Finger-pointing, and not always the index digit, is standard operating procedure in Washington, D.C. And the blame game is in high gear this Monday as the deficit reduction super committee is poised to announce -- after the stock market closes, as if the financial world hadn't already factored in this expected result -- that it couldn't reach an agreement. House Speaker John Boehner issued a memo this morning saying that the Joint Select Committee on Deficit Reduction "was unable to reach agreement because President Obama and Washington Democrats insisted on dramatic tax hikes on American job creators, which would make... Read more →


What's more popular than the U.S. Congress? Just about everything. A New York Times/CBS News poll conducted in October found that Americans have had it with their federal legislators, giving them a paltry 9 percent approval rating. That sad percentage assessment of Congress is this week's By the Numbers figure. Sen. Michael Bennet, however, took the survey data one step further and discovered just how much we loathe our lawmakers. According to the freshman Democrat from Colorado, Congress' 9 percent approval rating bests only Americans' lack of regard in 2008 for Cuban dictator Fidel Castro. It ties the Capitol Hill... Read more →


It seems that the Joint Select Committee on Deficit Reduction doesn't want to wait to make Thanksgiving plans. The super committee reportedly has reconciled itself to failure and is expected to announce, possibly tomorrow, that it can't reach a debt deal. I totally understand the thinking. No need to wait until the Nov. 23 deadline if a deficit deal can't be reached. These turkeys should just go ahead and get a head start on the Turkey Day holiday. "I'm going to be waiting all day," Washington Sen. Patty Murray, Democratic co-chair of the committee said during an appearance on CNN's... Read more →

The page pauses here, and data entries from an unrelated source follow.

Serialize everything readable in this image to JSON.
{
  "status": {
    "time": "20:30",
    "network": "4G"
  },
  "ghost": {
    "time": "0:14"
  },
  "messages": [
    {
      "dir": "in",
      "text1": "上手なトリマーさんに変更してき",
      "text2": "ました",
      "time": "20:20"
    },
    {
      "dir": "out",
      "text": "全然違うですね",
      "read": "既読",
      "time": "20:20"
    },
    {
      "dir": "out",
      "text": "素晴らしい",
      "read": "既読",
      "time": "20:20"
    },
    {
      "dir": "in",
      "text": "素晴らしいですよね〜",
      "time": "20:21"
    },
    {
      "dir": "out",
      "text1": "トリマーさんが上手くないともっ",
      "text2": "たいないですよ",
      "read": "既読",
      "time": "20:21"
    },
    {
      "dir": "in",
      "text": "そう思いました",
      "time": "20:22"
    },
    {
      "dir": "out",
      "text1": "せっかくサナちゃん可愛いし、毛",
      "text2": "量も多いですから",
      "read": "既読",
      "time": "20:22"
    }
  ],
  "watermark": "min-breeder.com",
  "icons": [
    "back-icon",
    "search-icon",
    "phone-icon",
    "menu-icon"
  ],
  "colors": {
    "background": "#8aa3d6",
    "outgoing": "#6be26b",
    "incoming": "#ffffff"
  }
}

Last week the hubby and I took a vacation. Actually, what we did was tack some personal time onto a business trip I made to Bankrate.com. That meant a couple of things. It was time to re-read my items on tax break possibilities when combining business and personal travel. It also meant that I only posted one item last week at my other tax blog. Yes, I get the irony of doing less blogging for Bankrate while I was physically in the company's South Florida office. But I was doing other work-related stuff, like greeting old work friends and making... Read more →